Forex versus Stocks
|24 Hour Trading||YES||NO|
|Commission Free Trading||YES||NO|
|Instant Execution on Market Orders||YES||NO|
|Short-Selling without an Uptick||YES||NO|
The Forex market is a seamless 24-hour market. Most brokers are open from Sunday at 2PM EST until Friday at 4 PM EST with customer service available 24/7. With the ability to trade during the U.S., Asian, and European market hours, you can customize your own trading schedule.
Commission Free Trading
Most Forex brokers charge no commission or additional transactions fees to trade currencies online or over the phone. Combined with the tight, consistent, and fully transparent spread, Forex trading costs are lower than those of any other market. The brokers are compensated for theirs services through the bid/ask prices.
Instantaneous Execution of Market Orders
Your trades are instantly executed under normal market conditions. You also have price certainty on every market order under normal market conditions. What you click is the price you get. You’re able to execute directly off real-time streaming prices (Yeeeaah!). There's no discrepancy between the displayed price shown on the platform and the execution price to enter your trade. Keep in mind that most brokers only guarantee stop, limit, and entry orders are only guaranteed under normal market conditions. Fills are instantaneous most of the time, but under extraordinarily volatile market conditions order execution may experience delays.
Short-Selling without an Uptick
Unlike the equity market, there is no restriction on short selling in the currency market. Trading opportunities exist in the currency market regardless of whether a trader is long or short, or which way the market is moving. Since currency trading always involves buying one currency and selling another, there is no structural bias to the market. So you always have equal access to trade in a rising or falling market.
Look at Mr. Forex. He's so confident and sexy. Mr. Stocks has no chance!
More Reasons to Like Forex
Centralized exchanges provide many advantages to the trader. However, one of the problems with any centralized exchange is the involvement of middlemen. Any party located in between the trader and the buyer or seller of the security or instrument traded will cost them money. The cost can be either in time or in fees. Spot currency trading does away with the middlemen and allows clients to interact directly with the market-maker responsible for the pricing on a particular currency pair. Forex traders get quicker access and cheaper costs.
Buy/Sell programs do not control the market
How many times have you heard that "fund A" was selling "X" or buying "Z"? Rumor had it that the funds were taking profits because of the end of the financial year or because today is "triple witching day", all as an explanation of why this stock is up or the market in general is down or positive on the session. The stock market is very susceptible to large fund buying and selling.
In spot trading, the liquidity of the Forex market makes the likelihood of any one fund or bank to control a particular currency very slim. Banks, hedge funds, governments, retail currency conversion houses and large net-worth individuals are just some of the participants in the spot currency markets where the liquidity is unprecedented.
Analysts and brokerage firms are less likely to influence the market
Have you watched TV lately?

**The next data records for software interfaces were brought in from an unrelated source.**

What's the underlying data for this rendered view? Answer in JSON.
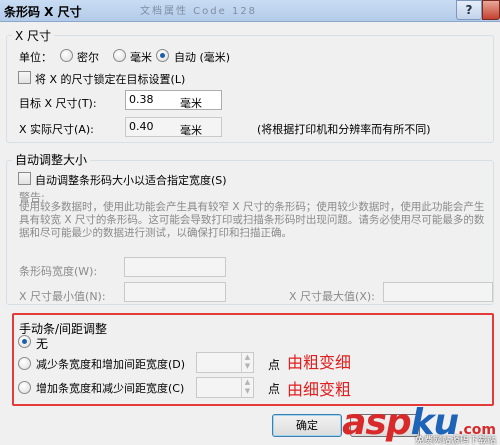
{
  "window": {
    "title": "条形码 X 尺寸",
    "background_tabs": "  文档属性     Code 128",
    "help_label": "?"
  },
  "x_size": {
    "group_title": "X 尺寸",
    "unit_label": "单位：",
    "unit_options": [
      "密尔",
      "毫米",
      "自动 (毫米)"
    ],
    "unit_selected": "自动 (毫米)",
    "lock_label": "将 X 的尺寸锁定在目标设置(L)",
    "lock_checked": false,
    "target_label": "目标 X 尺寸(T):",
    "target_value": "0.38",
    "target_unit": "毫米",
    "actual_label": "X 实际尺寸(A):",
    "actual_value": "0.40",
    "actual_unit": "毫米",
    "actual_note": "(将根据打印机和分辨率而有所不同)"
  },
  "auto_adjust": {
    "group_title": "自动调整大小",
    "fit_label": "自动调整条形码大小以适合指定宽度(S)",
    "fit_checked": false,
    "warning_title": "警告:",
    "warning_text": "使用较多数据时，使用此功能会产生具有较窄 X 尺寸的条形码；使用较少数据时，使用此功能会产生具有较宽 X 尺寸的条形码。这可能会导致打印或扫描条形码时出现问题。请务必使用尽可能最多的数据和尽可能最少的数据进行测试，以确保打印和扫描正确。",
    "width_label": "条形码宽度(W):",
    "min_label": "X 尺寸最小值(N):",
    "max_label": "X 尺寸最大值(X):"
  },
  "manual": {
    "group_title": "手动条/间距调整",
    "options": [
      "无",
      "减少条宽度和增加间距宽度(D)",
      "增加条宽度和减少间距宽度(C)"
    ],
    "selected": "无",
    "unit": "点"
  },
  "annotations": {
    "note_thin_to_bold": "由粗变细",
    "note_bold_to_thin": "由细变粗"
  },
  "buttons": {
    "ok": "确定"
  },
  "watermark": {
    "brand_red": "asp",
    "brand_blue": "ku",
    "brand_tail": ".com",
    "tagline": "免费网站源码下载站"
  },
  "colors": {
    "highlight_border": "#e33a3a",
    "annotation_text": "#e02020",
    "radio_dot": "#1c5ea8"
  }
}
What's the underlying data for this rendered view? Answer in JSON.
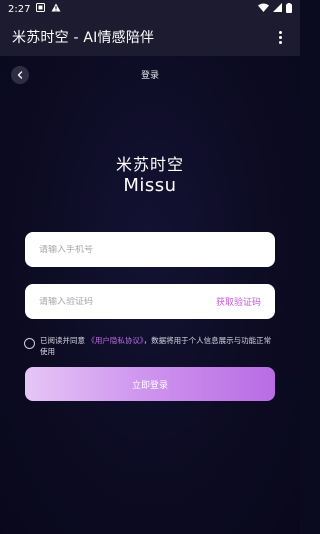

Heard about a certain Internet stock and an analyst of a prestigious brokerage firm accused of keeping its recommendations, such as "buy" when the stock was rapidly declining? It is the nature of these relationships. No matter what the government does to step in and discourage this type of activity, we have not heard the last of it.
IPO's are big business for both the companies going public and the brokerage houses. Relationships are mutually beneficial and analysts work for the brokerage houses that need the companies as clients. That catch-22 will never disappear.
Foreign exchange, as the prime market, generates billions in revenue for the world's banks and is a necessity of the global markets. Analysts in foreign exchange don't drive the deal flow, they just analyze the forex market.
8,000 stocks versus 4 major currency pairs
There are approximately 4,500 stocks listed on the New York Stock exchange. Another 3,500 are listed on the NASDAQ. Which one will you trade? Got the time to stay on top of so many companies? In spot currency trading, there are dozens of currencies traded, but the majority of the market trades the 4 major pairs. Aren’t four pairs much easier to keep an eye on than thousands of stocks? I’d say so.